• **DATA IN THIS EXERCISE**
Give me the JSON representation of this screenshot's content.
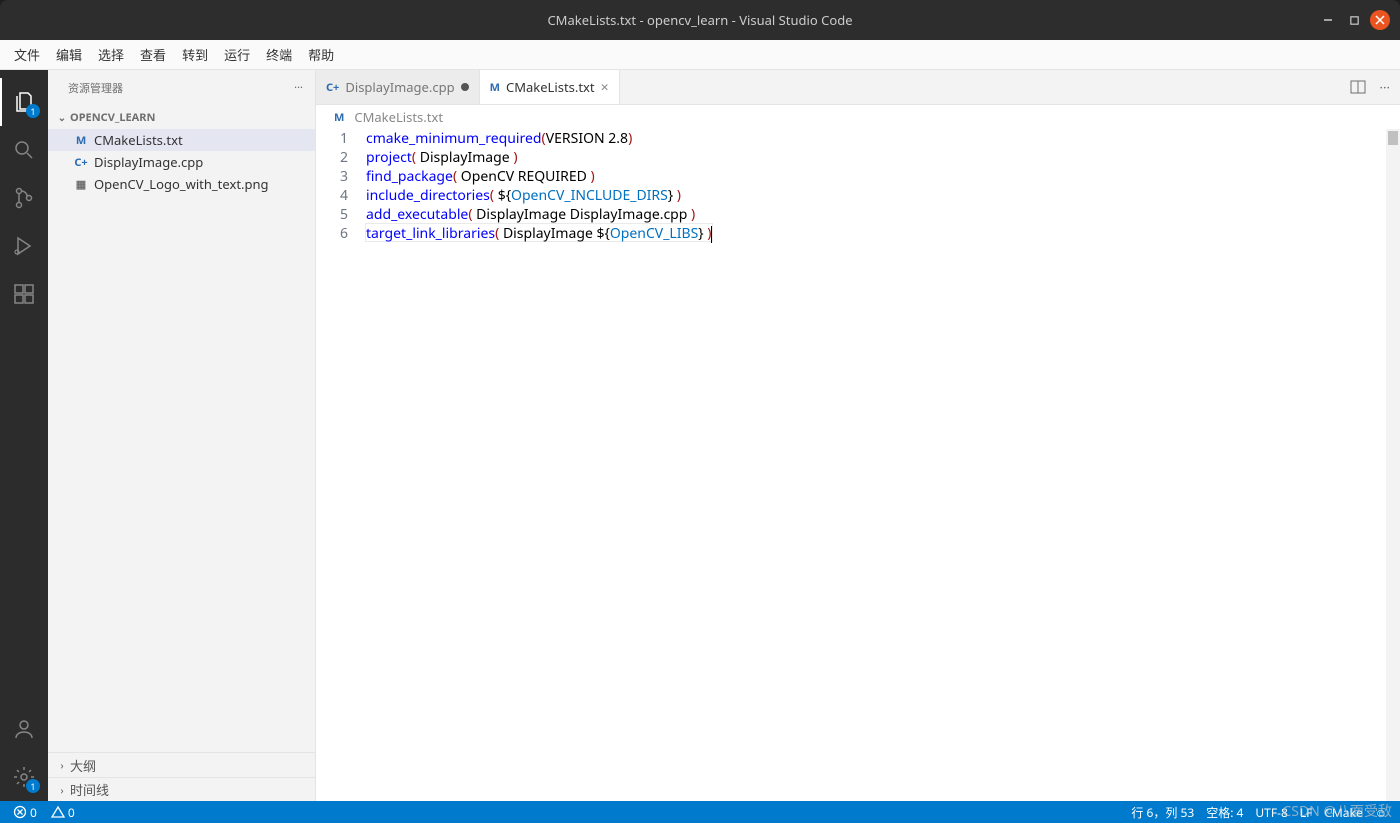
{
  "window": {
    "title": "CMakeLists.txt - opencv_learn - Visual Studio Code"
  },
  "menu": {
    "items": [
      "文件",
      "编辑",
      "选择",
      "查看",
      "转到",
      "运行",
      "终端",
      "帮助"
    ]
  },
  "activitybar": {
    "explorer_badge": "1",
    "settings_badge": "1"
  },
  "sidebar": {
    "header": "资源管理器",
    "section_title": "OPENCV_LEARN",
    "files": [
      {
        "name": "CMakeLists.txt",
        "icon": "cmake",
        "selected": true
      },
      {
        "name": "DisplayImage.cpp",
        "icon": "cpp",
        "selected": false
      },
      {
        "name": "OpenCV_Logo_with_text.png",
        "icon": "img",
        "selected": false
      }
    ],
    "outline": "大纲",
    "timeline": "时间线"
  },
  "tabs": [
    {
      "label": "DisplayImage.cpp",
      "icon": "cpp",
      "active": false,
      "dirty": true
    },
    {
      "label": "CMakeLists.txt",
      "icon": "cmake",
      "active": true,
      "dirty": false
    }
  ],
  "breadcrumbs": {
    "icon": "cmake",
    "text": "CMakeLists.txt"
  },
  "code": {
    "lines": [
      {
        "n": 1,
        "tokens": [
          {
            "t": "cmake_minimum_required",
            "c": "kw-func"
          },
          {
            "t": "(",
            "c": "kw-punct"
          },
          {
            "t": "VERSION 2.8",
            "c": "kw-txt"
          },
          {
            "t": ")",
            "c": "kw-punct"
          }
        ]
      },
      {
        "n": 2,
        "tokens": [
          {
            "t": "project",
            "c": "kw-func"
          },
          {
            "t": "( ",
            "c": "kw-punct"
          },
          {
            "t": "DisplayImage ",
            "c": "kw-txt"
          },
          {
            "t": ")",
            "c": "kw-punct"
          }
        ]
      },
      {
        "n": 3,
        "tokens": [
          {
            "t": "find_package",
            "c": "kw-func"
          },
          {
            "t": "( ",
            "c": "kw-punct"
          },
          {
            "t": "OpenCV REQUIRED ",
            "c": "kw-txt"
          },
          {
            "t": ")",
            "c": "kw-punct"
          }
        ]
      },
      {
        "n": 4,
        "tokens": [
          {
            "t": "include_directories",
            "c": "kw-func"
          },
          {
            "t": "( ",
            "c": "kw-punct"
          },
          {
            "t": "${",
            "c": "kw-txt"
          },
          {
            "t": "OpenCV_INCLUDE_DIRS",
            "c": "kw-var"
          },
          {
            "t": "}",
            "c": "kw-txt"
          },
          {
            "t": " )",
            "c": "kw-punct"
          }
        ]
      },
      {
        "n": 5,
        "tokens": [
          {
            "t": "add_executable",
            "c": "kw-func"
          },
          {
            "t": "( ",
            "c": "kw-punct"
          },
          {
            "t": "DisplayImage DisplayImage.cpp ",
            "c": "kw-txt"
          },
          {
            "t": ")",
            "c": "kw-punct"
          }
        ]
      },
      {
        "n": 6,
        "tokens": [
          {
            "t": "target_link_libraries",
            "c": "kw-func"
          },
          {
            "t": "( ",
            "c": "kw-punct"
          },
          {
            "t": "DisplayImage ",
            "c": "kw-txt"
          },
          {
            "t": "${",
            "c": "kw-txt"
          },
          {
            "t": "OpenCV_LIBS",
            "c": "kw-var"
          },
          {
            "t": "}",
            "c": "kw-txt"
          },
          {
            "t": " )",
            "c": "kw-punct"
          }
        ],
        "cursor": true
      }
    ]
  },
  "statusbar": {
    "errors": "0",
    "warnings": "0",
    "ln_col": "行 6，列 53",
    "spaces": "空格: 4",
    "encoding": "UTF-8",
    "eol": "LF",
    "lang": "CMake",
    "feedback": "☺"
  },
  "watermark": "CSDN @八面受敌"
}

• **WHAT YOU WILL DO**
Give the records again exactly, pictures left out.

• **SOLUTION TO THIS PROBLEM**
Give me the JSON representation of this screenshot's content.
{
  "window": {
    "title": "CMakeLists.txt - opencv_learn - Visual Studio Code"
  },
  "menu": {
    "items": [
      "文件",
      "编辑",
      "选择",
      "查看",
      "转到",
      "运行",
      "终端",
      "帮助"
    ]
  },
  "activitybar": {
    "explorer_badge": "1",
    "settings_badge": "1"
  },
  "sidebar": {
    "header": "资源管理器",
    "section_title": "OPENCV_LEARN",
    "files": [
      {
        "name": "CMakeLists.txt",
        "icon": "cmake",
        "selected": true
      },
      {
        "name": "DisplayImage.cpp",
        "icon": "cpp",
        "selected": false
      },
      {
        "name": "OpenCV_Logo_with_text.png",
        "icon": "img",
        "selected": false
      }
    ],
    "outline": "大纲",
    "timeline": "时间线"
  },
  "tabs": [
    {
      "label": "DisplayImage.cpp",
      "icon": "cpp",
      "active": false,
      "dirty": true
    },
    {
      "label": "CMakeLists.txt",
      "icon": "cmake",
      "active": true,
      "dirty": false
    }
  ],
  "breadcrumbs": {
    "icon": "cmake",
    "text": "CMakeLists.txt"
  },
  "code": {
    "lines": [
      {
        "n": 1,
        "tokens": [
          {
            "t": "cmake_minimum_required",
            "c": "kw-func"
          },
          {
            "t": "(",
            "c": "kw-punct"
          },
          {
            "t": "VERSION 2.8",
            "c": "kw-txt"
          },
          {
            "t": ")",
            "c": "kw-punct"
          }
        ]
      },
      {
        "n": 2,
        "tokens": [
          {
            "t": "project",
            "c": "kw-func"
          },
          {
            "t": "( ",
            "c": "kw-punct"
          },
          {
            "t": "DisplayImage ",
            "c": "kw-txt"
          },
          {
            "t": ")",
            "c": "kw-punct"
          }
        ]
      },
      {
        "n": 3,
        "tokens": [
          {
            "t": "find_package",
            "c": "kw-func"
          },
          {
            "t": "( ",
            "c": "kw-punct"
          },
          {
            "t": "OpenCV REQUIRED ",
            "c": "kw-txt"
          },
          {
            "t": ")",
            "c": "kw-punct"
          }
        ]
      },
      {
        "n": 4,
        "tokens": [
          {
            "t": "include_directories",
            "c": "kw-func"
          },
          {
            "t": "( ",
            "c": "kw-punct"
          },
          {
            "t": "${",
            "c": "kw-txt"
          },
          {
            "t": "OpenCV_INCLUDE_DIRS",
            "c": "kw-var"
          },
          {
            "t": "}",
            "c": "kw-txt"
          },
          {
            "t": " )",
            "c": "kw-punct"
          }
        ]
      },
      {
        "n": 5,
        "tokens": [
          {
            "t": "add_executable",
            "c": "kw-func"
          },
          {
            "t": "( ",
            "c": "kw-punct"
          },
          {
            "t": "DisplayImage DisplayImage.cpp ",
            "c": "kw-txt"
          },
          {
            "t": ")",
            "c": "kw-punct"
          }
        ]
      },
      {
        "n": 6,
        "tokens": [
          {
            "t": "target_link_libraries",
            "c": "kw-func"
          },
          {
            "t": "( ",
            "c": "kw-punct"
          },
          {
            "t": "DisplayImage ",
            "c": "kw-txt"
          },
          {
            "t": "${",
            "c": "kw-txt"
          },
          {
            "t": "OpenCV_LIBS",
            "c": "kw-var"
          },
          {
            "t": "}",
            "c": "kw-txt"
          },
          {
            "t": " )",
            "c": "kw-punct"
          }
        ],
        "cursor": true
      }
    ]
  },
  "statusbar": {
    "errors": "0",
    "warnings": "0",
    "ln_col": "行 6，列 53",
    "spaces": "空格: 4",
    "encoding": "UTF-8",
    "eol": "LF",
    "lang": "CMake",
    "feedback": "☺"
  },
  "watermark": "CSDN @八面受敌"
}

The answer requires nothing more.